--- Task input Enclosed Below ---

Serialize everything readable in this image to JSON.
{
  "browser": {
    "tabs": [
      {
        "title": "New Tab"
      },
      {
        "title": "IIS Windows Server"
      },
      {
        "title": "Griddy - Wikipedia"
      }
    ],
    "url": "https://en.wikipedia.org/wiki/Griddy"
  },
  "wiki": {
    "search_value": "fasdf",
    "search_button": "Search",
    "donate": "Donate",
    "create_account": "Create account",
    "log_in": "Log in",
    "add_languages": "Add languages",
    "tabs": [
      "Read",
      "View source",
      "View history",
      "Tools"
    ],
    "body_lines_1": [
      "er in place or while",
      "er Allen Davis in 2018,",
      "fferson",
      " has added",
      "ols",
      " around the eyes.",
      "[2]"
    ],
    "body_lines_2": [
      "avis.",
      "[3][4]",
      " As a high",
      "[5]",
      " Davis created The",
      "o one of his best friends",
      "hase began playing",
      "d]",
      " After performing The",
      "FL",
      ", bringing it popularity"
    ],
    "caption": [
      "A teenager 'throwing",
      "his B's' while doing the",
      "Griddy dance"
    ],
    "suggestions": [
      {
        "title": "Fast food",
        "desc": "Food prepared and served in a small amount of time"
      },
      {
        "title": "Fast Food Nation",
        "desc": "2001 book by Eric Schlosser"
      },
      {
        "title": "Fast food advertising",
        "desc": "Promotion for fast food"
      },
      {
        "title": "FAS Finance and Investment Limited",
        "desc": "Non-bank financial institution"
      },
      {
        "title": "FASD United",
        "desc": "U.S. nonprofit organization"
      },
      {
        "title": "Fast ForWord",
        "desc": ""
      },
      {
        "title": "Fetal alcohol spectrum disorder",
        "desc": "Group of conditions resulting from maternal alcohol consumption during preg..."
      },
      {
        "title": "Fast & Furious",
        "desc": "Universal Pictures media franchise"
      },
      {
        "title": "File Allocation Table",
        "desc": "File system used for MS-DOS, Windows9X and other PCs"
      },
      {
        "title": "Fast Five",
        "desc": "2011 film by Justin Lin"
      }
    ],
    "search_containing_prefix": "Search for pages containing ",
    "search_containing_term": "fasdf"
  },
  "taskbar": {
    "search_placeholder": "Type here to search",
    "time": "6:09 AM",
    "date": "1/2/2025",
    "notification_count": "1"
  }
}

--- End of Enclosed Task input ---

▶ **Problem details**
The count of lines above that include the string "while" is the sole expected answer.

▶ **Exercise output**
2